Originally a character from “Quality Comics,” The Spider was purchased by DC (along with the likes of Plastic Man, Blackhawk, Manhunter, and others) and the character was folded into the primary continuity. The difference, however, was that The Spider was changed from a pulp hero to a villain masquerading as a hero to elminate the competition, sort of a reverse Green Hornet. The character later had a son who took on the name for the purpose of revenge, which could be a good angle given the immortal big bad Vandal Savage. This version of the character has also previously been a villain of Hawkman and Hawkgirl.
LEGENDS - Shadow-Thief
Another villain of Hawkman and Hawkgirl, Shadow-Thief is capable of transitioning his body into the 2d shadow realm.
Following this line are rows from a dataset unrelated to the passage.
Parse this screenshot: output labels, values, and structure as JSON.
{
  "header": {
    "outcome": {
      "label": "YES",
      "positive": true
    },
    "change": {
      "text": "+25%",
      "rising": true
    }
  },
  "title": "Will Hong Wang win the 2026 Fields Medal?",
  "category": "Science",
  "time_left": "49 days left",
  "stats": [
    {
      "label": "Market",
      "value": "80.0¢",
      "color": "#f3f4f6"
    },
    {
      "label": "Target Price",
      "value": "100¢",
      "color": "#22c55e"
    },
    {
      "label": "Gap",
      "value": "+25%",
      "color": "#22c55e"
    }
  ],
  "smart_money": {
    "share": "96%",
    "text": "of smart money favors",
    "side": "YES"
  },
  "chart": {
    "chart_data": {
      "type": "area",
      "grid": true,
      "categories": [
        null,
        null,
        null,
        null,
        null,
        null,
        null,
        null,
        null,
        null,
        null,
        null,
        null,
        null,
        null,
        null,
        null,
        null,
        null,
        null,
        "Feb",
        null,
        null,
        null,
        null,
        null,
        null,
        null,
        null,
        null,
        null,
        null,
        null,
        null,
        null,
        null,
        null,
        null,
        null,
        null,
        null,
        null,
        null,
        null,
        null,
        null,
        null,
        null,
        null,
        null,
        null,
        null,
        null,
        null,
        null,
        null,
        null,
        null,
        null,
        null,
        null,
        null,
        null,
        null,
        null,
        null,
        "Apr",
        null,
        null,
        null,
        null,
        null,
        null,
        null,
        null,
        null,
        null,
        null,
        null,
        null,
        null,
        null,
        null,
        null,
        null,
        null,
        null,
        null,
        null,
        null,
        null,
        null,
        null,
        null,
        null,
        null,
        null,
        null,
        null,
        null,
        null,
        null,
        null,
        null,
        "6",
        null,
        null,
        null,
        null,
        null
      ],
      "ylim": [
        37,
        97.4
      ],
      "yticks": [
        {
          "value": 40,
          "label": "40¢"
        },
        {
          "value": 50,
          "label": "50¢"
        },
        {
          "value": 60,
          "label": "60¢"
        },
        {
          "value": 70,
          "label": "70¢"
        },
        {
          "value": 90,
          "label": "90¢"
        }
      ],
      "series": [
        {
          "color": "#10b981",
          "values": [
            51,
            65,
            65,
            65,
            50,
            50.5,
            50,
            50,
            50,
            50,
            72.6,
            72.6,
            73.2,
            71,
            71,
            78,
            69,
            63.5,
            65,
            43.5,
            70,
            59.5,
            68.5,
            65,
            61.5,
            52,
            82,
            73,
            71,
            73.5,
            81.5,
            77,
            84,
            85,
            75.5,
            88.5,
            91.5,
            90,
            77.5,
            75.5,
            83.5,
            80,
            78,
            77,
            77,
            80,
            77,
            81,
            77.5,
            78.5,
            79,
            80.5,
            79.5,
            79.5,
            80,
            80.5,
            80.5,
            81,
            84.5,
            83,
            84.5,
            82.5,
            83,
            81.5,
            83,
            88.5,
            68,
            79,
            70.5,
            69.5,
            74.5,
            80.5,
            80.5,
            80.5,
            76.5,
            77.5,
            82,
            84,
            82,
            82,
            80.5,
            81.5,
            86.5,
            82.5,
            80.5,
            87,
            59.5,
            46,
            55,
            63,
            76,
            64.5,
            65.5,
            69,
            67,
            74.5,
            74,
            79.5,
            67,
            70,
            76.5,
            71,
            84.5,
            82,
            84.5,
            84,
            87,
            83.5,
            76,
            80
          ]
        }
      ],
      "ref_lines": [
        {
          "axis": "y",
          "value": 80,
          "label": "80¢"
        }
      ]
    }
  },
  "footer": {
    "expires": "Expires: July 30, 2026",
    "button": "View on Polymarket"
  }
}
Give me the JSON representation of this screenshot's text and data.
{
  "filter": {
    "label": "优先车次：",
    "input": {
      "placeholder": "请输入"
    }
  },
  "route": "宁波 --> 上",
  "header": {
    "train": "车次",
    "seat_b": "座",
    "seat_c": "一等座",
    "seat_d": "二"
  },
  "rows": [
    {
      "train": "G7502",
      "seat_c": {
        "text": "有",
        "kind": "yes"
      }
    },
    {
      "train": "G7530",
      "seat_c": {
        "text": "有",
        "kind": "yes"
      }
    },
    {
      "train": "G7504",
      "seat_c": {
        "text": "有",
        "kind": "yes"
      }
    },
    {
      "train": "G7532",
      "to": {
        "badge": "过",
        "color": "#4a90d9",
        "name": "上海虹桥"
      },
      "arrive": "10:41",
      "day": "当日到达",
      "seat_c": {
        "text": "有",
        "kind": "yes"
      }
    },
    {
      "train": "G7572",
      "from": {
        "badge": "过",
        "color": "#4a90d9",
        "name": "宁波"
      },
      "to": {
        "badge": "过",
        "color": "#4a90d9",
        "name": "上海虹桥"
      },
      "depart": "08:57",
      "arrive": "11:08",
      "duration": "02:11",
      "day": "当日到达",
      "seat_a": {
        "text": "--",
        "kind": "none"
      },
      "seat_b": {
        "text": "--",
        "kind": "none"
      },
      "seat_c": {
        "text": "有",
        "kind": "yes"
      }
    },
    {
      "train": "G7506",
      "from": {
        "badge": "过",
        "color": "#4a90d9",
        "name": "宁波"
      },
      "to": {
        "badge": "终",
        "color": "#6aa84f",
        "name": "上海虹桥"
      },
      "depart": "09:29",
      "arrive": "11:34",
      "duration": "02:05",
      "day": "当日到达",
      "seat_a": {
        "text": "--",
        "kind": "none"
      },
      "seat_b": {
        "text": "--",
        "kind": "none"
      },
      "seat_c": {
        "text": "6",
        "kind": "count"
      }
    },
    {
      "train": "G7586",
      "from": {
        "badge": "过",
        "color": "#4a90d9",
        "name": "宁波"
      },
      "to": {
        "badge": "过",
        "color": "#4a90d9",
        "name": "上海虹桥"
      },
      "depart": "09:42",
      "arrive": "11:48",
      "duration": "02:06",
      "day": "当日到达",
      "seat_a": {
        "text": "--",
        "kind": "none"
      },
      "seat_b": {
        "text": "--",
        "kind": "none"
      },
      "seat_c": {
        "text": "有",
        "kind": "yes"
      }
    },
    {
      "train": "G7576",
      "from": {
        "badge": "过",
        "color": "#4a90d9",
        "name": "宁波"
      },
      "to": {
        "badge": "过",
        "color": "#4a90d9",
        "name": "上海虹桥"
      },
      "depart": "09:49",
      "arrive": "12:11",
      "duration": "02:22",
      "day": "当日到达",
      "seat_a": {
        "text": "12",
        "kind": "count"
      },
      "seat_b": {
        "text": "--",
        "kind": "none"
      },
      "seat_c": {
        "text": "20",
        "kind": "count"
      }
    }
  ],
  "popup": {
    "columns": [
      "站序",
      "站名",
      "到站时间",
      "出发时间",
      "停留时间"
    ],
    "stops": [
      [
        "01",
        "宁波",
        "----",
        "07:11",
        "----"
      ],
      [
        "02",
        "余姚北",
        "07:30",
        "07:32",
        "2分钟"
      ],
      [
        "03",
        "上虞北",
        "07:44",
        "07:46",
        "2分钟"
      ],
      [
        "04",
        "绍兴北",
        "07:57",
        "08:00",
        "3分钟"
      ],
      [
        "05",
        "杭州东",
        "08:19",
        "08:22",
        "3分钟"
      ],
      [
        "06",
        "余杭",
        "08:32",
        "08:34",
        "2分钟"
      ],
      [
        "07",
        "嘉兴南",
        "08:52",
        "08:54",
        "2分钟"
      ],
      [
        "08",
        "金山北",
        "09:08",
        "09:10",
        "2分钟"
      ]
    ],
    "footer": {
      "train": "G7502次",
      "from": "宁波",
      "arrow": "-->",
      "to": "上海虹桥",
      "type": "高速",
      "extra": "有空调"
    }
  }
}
He obtained this power after gaining access to device from another dimension. The character is also capable of drawing strength from all of the shadows that surround him. The character is a legacy villain in more ways than one as three different villains have taken on his name, but he's also fought different incarnations of both Hawkman and Hawkgirl.
LEGENDS - The Flying Dutchman
Arrow is dealing with magic, The Flash is dealing with the multiverse, and Legends of Tomorrow is focusing on time travel (to an extent at least). There's one character that could tie them all together but also give Legends its own distinction, The Flying Dutchman. Real name Rikkard Rynders, the Dutchman was an anti-authoritative professor who experimented with psychedelics in order to break the walls of the fourth dimension. As you can imagine, the experiment went south and Rynders' consciousness was thrust in the timestream, making appearances throughout time as an apparition. In his brief appearance in comics, he sought the help of Martin Stein, who we know will appear in Legends of Tomorrow.
LEGENDS - Hath-Set
Hawkman and Hawkgirl are reincarnated beings, forced to live as new heroes in worlds every generation, but they're not alone. The pair are joined by the villain Hath-Set, whose killing of the characters in their first form bonded them all together and forces all three of them to reincarnate throughout history. Hath-set has inhabited many different types of villains, all of whom are descended from him originally.
LEGENDS - Scandal Savage
It would be easy to ignore the sole heir of Vandal Savage in a series that only has a few episodes to establish the character and then defeat him, but if there's anyone out there as willing to take down Vandal as anyone else it's his daughter Scandal. Being her father's daughter, Scandal has enhanced abilities and isn't all that easy to deal damage to. A capable fighter, the character employs a pair of wrist-mounted "Lamentation Blades” in combat for easy slicing and dicing.